- _About this task_
The result should be an exact copy of every record, with no pictures kept.

▬▬▬▬▬▬

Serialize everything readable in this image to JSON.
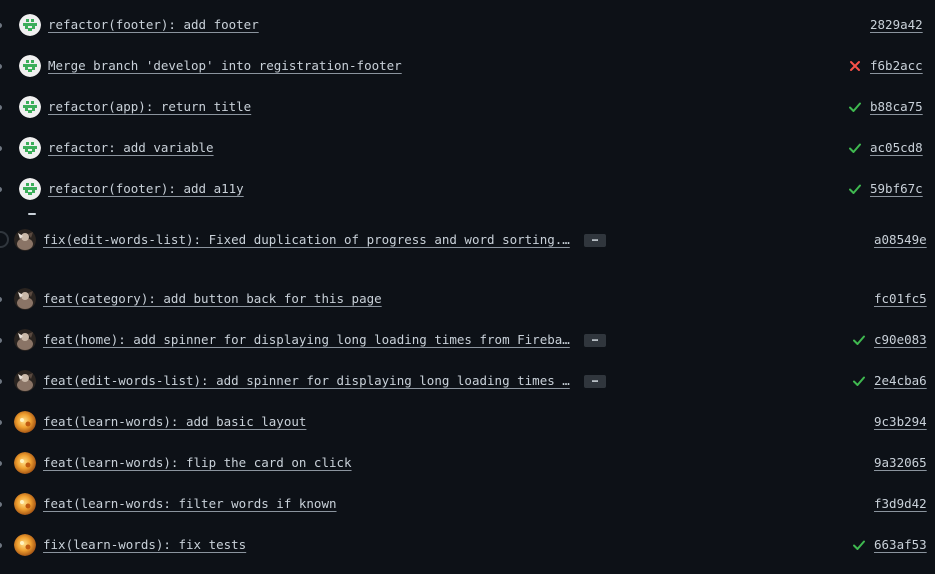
{
  "commits": [
    {
      "message": "refactor(footer): add footer",
      "sha": "2829a42",
      "status": "none",
      "avatar": "identicon"
    },
    {
      "message": "Merge branch 'develop' into registration-footer",
      "sha": "f6b2acc",
      "status": "fail",
      "avatar": "identicon"
    },
    {
      "message": "refactor(app): return title",
      "sha": "b88ca75",
      "status": "success",
      "avatar": "identicon"
    },
    {
      "message": "refactor: add variable",
      "sha": "ac05cd8",
      "status": "success",
      "avatar": "identicon"
    },
    {
      "message": "refactor(footer): add a11y",
      "sha": "59bf67c",
      "status": "success",
      "avatar": "identicon"
    },
    {
      "message": "fix(edit-words-list): Fixed duplication of progress and word sorting.…",
      "sha": "a08549e",
      "status": "none",
      "avatar": "photo",
      "more_label": "…"
    },
    {
      "message": "feat(category): add button back for this page",
      "sha": "fc01fc5",
      "status": "none",
      "avatar": "photo"
    },
    {
      "message": "feat(home): add spinner for displaying long loading times from Fireba…",
      "sha": "c90e083",
      "status": "success",
      "avatar": "photo",
      "more_label": "…"
    },
    {
      "message": "feat(edit-words-list): add spinner for displaying long loading times …",
      "sha": "2e4cba6",
      "status": "success",
      "avatar": "photo",
      "more_label": "…"
    },
    {
      "message": "feat(learn-words): add basic layout",
      "sha": "9c3b294",
      "status": "none",
      "avatar": "orange"
    },
    {
      "message": "feat(learn-words): flip the card on click",
      "sha": "9a32065",
      "status": "none",
      "avatar": "orange"
    },
    {
      "message": "feat(learn-words: filter words if known",
      "sha": "f3d9d42",
      "status": "none",
      "avatar": "orange"
    },
    {
      "message": "fix(learn-words): fix tests",
      "sha": "663af53",
      "status": "success",
      "avatar": "orange"
    }
  ],
  "icons": {
    "success": "check-icon",
    "fail": "x-icon",
    "more": "ellipsis-icon"
  },
  "colors": {
    "background": "#0d1117",
    "text": "#c9d1d9",
    "success": "#3fb950",
    "fail": "#f85149",
    "button": "#30363d"
  }
}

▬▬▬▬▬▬

- _Your response_
Serialize everything readable in this image to JSON.
{
  "commits": [
    {
      "message": "refactor(footer): add footer",
      "sha": "2829a42",
      "status": "none",
      "avatar": "identicon"
    },
    {
      "message": "Merge branch 'develop' into registration-footer",
      "sha": "f6b2acc",
      "status": "fail",
      "avatar": "identicon"
    },
    {
      "message": "refactor(app): return title",
      "sha": "b88ca75",
      "status": "success",
      "avatar": "identicon"
    },
    {
      "message": "refactor: add variable",
      "sha": "ac05cd8",
      "status": "success",
      "avatar": "identicon"
    },
    {
      "message": "refactor(footer): add a11y",
      "sha": "59bf67c",
      "status": "success",
      "avatar": "identicon"
    },
    {
      "message": "fix(edit-words-list): Fixed duplication of progress and word sorting.…",
      "sha": "a08549e",
      "status": "none",
      "avatar": "photo",
      "more_label": "…"
    },
    {
      "message": "feat(category): add button back for this page",
      "sha": "fc01fc5",
      "status": "none",
      "avatar": "photo"
    },
    {
      "message": "feat(home): add spinner for displaying long loading times from Fireba…",
      "sha": "c90e083",
      "status": "success",
      "avatar": "photo",
      "more_label": "…"
    },
    {
      "message": "feat(edit-words-list): add spinner for displaying long loading times …",
      "sha": "2e4cba6",
      "status": "success",
      "avatar": "photo",
      "more_label": "…"
    },
    {
      "message": "feat(learn-words): add basic layout",
      "sha": "9c3b294",
      "status": "none",
      "avatar": "orange"
    },
    {
      "message": "feat(learn-words): flip the card on click",
      "sha": "9a32065",
      "status": "none",
      "avatar": "orange"
    },
    {
      "message": "feat(learn-words: filter words if known",
      "sha": "f3d9d42",
      "status": "none",
      "avatar": "orange"
    },
    {
      "message": "fix(learn-words): fix tests",
      "sha": "663af53",
      "status": "success",
      "avatar": "orange"
    }
  ],
  "icons": {
    "success": "check-icon",
    "fail": "x-icon",
    "more": "ellipsis-icon"
  },
  "colors": {
    "background": "#0d1117",
    "text": "#c9d1d9",
    "success": "#3fb950",
    "fail": "#f85149",
    "button": "#30363d"
  }
}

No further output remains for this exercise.